Supplied material section start
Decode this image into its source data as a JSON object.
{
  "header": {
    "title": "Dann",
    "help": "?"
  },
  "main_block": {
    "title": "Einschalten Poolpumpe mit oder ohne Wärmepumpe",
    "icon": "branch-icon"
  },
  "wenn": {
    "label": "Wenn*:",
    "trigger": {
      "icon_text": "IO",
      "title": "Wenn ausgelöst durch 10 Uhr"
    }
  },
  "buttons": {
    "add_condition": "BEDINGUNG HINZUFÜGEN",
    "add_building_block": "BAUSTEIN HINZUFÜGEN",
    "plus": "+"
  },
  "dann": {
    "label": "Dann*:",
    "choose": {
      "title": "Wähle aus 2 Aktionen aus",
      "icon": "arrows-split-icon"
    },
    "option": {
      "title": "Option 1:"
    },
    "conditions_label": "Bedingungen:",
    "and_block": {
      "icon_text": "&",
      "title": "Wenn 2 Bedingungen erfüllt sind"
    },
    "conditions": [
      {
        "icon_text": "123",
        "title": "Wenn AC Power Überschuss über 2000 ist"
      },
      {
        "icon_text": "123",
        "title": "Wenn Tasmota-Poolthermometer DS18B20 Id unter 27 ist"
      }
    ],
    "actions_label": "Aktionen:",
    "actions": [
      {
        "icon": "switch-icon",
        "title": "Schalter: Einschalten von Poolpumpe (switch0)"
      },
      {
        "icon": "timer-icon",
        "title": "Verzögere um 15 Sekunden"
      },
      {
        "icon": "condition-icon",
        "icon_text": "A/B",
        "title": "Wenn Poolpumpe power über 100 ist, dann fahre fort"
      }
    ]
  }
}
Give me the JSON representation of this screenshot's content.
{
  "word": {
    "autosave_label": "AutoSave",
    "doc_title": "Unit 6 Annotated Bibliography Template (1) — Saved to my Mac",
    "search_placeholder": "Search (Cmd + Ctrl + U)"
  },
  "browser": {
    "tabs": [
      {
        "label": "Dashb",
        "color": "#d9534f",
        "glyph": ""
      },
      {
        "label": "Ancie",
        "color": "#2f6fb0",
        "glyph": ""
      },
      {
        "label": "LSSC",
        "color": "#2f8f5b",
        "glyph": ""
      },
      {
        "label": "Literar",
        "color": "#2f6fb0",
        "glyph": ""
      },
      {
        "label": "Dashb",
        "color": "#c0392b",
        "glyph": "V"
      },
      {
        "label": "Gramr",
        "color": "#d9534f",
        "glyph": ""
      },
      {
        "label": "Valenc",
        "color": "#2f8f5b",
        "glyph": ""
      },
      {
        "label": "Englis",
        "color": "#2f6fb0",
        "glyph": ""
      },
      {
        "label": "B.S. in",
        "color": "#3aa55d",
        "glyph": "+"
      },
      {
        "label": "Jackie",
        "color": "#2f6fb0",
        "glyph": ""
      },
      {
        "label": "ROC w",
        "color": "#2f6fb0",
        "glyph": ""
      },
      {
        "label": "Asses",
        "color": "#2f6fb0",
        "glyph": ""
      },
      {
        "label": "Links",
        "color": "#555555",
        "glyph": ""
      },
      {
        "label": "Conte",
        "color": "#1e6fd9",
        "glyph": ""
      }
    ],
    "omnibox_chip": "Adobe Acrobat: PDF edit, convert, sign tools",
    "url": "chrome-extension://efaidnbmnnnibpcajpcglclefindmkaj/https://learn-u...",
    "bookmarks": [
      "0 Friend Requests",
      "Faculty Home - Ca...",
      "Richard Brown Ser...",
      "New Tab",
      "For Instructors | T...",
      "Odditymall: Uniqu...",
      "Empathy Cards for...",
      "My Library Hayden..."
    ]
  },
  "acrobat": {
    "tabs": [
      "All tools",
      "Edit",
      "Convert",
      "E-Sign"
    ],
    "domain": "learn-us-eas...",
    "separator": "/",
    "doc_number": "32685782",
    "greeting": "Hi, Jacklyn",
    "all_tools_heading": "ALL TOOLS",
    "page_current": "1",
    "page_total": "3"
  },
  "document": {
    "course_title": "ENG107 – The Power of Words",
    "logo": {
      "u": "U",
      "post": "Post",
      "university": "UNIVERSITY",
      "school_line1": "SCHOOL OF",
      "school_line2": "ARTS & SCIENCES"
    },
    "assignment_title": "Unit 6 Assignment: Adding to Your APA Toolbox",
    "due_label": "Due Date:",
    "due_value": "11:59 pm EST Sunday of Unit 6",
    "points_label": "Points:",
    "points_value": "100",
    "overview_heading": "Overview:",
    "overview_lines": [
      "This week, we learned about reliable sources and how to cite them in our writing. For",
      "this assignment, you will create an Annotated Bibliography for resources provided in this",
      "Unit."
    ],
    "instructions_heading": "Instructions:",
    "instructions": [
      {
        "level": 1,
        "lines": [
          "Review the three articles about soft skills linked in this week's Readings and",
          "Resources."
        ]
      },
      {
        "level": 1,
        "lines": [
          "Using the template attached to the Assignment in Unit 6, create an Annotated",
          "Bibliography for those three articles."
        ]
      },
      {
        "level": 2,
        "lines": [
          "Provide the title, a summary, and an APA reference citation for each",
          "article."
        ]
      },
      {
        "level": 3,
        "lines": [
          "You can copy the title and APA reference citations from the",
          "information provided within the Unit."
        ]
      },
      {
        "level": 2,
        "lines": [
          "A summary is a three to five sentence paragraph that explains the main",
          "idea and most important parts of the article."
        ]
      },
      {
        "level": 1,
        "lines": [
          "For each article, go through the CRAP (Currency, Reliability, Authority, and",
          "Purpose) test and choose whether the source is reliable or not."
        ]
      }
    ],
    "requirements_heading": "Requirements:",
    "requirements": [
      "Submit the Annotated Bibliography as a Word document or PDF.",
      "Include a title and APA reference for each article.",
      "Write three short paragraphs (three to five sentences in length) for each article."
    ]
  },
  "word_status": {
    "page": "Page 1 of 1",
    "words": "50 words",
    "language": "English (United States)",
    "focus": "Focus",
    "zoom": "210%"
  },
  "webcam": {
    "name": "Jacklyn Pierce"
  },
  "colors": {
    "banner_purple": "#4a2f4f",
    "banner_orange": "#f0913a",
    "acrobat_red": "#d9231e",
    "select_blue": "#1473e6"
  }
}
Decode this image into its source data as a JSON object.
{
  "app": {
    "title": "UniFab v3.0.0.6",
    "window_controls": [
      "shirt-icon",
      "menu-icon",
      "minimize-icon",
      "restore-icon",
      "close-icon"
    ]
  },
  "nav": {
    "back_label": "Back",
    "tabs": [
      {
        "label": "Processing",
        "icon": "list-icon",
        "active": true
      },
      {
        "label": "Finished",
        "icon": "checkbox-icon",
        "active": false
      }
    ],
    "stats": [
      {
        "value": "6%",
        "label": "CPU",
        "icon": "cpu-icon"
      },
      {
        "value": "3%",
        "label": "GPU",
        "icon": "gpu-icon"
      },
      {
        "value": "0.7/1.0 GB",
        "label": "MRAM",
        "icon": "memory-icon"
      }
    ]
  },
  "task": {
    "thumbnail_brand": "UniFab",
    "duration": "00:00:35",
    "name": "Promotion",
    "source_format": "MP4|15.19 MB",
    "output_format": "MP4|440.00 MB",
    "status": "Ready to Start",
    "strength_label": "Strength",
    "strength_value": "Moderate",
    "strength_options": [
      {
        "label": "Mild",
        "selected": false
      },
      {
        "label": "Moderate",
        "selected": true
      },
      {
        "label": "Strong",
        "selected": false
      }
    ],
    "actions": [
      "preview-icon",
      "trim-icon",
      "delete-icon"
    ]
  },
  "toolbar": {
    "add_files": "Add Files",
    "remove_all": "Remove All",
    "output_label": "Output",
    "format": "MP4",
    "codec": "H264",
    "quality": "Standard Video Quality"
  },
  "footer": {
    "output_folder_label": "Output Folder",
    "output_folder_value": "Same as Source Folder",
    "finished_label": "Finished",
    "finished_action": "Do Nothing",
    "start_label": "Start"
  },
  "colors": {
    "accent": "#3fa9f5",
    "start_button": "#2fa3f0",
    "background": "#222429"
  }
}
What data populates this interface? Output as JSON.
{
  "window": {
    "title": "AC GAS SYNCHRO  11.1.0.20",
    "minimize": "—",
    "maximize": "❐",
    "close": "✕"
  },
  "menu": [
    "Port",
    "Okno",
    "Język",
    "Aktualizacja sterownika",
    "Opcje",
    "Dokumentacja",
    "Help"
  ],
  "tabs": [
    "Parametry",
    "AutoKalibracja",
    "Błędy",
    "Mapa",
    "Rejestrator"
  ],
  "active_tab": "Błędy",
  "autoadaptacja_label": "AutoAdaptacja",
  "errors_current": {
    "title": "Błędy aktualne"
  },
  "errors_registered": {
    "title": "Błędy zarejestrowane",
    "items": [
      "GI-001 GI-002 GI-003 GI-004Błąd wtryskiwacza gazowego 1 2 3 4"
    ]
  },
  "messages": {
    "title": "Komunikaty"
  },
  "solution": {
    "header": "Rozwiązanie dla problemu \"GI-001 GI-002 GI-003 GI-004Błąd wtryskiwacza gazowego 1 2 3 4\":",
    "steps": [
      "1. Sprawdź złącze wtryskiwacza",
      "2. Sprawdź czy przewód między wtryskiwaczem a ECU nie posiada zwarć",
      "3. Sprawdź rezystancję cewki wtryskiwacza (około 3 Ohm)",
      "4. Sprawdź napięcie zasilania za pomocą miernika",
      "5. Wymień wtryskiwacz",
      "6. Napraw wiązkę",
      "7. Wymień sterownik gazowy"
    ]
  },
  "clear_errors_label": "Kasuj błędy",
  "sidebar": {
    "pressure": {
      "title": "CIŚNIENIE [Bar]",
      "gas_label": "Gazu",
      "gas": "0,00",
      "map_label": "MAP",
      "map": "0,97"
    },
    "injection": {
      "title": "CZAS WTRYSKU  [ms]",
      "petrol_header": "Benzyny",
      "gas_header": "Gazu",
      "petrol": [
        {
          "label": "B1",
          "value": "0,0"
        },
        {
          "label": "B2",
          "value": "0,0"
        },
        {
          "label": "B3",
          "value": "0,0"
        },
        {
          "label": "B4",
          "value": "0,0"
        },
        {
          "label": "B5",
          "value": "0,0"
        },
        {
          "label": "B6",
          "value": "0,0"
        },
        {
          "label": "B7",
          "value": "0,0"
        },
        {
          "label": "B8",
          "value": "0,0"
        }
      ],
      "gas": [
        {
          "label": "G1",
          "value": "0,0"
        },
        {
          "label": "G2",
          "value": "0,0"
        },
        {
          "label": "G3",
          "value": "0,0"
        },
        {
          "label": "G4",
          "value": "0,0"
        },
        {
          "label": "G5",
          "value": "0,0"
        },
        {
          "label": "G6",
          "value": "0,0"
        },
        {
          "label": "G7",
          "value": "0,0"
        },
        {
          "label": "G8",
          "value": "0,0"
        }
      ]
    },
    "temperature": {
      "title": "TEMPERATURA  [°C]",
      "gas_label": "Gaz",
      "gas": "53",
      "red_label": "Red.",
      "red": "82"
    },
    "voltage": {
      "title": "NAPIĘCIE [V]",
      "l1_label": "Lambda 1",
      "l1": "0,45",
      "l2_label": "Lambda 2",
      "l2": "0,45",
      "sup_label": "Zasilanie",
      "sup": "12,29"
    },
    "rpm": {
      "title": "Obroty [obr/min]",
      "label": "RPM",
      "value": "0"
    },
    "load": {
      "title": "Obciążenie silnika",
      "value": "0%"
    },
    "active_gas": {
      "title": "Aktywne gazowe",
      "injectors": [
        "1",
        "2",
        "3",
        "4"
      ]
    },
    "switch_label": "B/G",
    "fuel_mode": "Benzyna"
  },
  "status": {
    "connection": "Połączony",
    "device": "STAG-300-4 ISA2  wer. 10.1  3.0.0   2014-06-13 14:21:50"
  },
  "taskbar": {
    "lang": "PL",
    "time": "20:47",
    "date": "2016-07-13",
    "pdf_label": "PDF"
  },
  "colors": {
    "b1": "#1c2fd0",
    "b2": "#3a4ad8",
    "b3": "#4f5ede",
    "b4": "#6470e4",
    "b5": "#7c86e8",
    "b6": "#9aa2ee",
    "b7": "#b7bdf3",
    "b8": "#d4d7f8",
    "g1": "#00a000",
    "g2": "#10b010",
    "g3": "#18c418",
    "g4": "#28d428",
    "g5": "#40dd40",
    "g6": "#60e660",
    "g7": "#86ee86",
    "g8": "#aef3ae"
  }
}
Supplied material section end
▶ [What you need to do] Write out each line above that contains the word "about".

▶ [Response to the exercise]
      "This week, we learned about reliable sources and how to cite them in our writing. For",
          "Review the three articles about soft skills linked in this week's Readings and",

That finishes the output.